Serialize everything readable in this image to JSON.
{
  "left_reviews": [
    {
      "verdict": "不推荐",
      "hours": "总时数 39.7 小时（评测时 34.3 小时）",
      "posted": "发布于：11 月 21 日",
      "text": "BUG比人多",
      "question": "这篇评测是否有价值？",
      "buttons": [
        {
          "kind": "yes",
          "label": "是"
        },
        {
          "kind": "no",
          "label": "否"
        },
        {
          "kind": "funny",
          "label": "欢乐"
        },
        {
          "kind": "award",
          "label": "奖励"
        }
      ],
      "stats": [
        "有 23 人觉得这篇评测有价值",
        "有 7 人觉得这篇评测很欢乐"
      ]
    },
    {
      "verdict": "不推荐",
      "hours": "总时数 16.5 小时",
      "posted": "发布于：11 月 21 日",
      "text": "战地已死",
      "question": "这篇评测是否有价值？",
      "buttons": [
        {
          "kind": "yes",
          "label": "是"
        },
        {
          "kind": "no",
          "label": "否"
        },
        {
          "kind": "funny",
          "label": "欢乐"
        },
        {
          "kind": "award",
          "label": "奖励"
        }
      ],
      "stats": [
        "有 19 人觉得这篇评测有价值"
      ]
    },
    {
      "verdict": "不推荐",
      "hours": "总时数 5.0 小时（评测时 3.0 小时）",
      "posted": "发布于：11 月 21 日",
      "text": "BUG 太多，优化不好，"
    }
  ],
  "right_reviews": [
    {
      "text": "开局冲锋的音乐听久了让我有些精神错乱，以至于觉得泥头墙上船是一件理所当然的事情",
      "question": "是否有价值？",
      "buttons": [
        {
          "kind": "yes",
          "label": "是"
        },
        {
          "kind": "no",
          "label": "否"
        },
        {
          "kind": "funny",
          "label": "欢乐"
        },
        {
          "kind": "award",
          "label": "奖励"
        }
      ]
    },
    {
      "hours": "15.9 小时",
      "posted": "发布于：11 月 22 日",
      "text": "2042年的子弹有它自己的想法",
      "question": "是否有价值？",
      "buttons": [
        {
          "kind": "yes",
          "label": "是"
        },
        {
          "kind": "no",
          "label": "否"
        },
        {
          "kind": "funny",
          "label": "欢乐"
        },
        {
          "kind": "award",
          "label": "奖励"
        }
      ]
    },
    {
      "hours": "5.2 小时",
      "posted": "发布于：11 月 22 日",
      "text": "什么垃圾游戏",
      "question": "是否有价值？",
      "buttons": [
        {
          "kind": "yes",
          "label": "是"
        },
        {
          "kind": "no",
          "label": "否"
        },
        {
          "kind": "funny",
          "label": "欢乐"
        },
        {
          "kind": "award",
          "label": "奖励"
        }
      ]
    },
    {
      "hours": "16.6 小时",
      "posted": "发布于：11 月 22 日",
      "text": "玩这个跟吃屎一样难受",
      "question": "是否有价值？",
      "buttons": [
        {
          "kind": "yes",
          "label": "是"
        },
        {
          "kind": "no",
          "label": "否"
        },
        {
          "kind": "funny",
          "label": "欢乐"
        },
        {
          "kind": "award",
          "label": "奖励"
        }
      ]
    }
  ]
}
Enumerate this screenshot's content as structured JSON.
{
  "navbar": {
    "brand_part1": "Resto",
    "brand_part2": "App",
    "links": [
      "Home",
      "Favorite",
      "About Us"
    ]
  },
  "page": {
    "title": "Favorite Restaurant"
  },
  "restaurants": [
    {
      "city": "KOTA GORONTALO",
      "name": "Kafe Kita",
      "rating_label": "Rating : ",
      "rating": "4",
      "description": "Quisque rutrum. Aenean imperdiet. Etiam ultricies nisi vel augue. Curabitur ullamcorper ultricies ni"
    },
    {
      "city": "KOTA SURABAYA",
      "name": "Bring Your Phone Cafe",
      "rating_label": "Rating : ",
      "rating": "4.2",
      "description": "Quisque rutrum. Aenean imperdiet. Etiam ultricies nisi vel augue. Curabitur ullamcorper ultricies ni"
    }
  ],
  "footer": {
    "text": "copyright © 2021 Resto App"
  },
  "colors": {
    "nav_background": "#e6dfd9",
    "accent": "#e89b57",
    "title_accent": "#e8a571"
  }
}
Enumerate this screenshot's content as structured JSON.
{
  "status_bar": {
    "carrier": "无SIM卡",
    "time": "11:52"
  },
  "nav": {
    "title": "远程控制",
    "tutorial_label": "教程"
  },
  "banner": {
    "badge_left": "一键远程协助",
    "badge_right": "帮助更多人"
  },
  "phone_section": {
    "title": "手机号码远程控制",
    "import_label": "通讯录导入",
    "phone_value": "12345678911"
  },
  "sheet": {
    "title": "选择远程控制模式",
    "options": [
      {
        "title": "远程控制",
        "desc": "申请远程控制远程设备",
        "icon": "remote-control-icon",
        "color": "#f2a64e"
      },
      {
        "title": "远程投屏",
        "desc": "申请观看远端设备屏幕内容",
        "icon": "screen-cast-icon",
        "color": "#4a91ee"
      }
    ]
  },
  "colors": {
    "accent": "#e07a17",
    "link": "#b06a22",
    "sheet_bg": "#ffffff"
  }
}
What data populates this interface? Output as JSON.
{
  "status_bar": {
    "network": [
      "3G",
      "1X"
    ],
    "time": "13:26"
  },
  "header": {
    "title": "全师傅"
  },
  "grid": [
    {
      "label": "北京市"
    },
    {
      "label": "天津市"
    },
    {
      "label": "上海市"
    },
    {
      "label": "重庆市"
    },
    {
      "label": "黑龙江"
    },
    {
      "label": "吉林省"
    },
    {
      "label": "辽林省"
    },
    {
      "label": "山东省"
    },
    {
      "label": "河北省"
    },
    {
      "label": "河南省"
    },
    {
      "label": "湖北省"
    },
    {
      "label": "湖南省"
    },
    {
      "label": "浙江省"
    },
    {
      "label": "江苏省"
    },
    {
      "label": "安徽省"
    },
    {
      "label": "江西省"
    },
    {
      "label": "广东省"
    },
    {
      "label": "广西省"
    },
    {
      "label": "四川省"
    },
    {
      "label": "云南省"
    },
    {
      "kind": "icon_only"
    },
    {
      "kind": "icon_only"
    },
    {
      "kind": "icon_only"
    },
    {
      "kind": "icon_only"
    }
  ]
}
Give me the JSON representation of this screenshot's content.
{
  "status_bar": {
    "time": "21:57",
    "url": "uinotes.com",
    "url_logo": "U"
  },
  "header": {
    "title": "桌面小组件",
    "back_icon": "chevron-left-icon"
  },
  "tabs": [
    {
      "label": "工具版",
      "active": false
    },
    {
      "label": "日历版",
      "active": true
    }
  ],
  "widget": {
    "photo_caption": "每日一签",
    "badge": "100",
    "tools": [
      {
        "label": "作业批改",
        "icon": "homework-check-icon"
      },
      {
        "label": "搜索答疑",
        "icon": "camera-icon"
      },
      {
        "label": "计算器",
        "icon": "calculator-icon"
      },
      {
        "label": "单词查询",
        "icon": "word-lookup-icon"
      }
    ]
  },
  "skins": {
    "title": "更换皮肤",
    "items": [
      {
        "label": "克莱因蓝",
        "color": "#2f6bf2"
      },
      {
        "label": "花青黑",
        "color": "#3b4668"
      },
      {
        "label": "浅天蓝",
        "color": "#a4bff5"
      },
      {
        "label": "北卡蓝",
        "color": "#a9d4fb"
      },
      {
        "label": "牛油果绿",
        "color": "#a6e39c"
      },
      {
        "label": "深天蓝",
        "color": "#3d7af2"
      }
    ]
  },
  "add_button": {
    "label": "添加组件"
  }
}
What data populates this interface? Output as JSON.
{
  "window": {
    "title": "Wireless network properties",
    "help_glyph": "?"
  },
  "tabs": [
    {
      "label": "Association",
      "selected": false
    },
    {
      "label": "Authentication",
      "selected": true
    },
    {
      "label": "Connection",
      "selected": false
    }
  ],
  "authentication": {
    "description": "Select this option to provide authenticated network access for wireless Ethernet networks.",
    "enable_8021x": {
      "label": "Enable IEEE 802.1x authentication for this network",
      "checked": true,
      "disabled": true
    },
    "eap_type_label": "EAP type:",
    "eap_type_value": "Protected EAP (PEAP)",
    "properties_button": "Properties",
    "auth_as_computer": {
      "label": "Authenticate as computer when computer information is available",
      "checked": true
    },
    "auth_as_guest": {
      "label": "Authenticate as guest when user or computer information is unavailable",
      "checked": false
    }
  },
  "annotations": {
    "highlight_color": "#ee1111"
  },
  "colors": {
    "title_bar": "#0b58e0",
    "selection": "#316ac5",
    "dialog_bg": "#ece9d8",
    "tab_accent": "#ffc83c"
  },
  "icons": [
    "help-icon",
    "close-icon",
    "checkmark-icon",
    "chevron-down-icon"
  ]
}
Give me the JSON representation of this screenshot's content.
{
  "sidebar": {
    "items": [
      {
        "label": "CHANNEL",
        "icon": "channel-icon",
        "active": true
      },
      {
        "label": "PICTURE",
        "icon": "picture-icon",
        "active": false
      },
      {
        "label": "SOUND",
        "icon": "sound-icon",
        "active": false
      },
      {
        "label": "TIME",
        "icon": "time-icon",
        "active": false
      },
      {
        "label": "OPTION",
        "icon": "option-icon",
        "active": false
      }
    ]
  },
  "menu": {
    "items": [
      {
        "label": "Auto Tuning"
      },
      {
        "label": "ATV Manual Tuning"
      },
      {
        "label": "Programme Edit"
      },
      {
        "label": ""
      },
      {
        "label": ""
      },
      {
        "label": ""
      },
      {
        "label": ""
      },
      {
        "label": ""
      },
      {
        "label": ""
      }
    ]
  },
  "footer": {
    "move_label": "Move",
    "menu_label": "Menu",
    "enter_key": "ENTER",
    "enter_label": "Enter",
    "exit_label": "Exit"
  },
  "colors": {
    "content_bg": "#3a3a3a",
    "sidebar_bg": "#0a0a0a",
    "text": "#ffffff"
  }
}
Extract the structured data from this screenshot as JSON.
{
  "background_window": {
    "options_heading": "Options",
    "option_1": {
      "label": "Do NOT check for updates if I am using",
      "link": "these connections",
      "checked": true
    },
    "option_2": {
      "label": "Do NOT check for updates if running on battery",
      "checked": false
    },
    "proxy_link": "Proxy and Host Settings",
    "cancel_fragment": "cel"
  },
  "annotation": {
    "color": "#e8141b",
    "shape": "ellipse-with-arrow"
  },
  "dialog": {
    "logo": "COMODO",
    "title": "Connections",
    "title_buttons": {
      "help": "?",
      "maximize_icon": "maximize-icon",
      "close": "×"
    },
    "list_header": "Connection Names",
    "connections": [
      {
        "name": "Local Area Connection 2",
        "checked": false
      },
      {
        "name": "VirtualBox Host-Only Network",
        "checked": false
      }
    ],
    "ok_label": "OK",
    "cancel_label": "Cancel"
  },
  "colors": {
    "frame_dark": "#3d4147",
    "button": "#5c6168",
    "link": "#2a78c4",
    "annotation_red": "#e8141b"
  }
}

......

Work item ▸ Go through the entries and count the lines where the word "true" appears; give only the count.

Written solution ▸ 7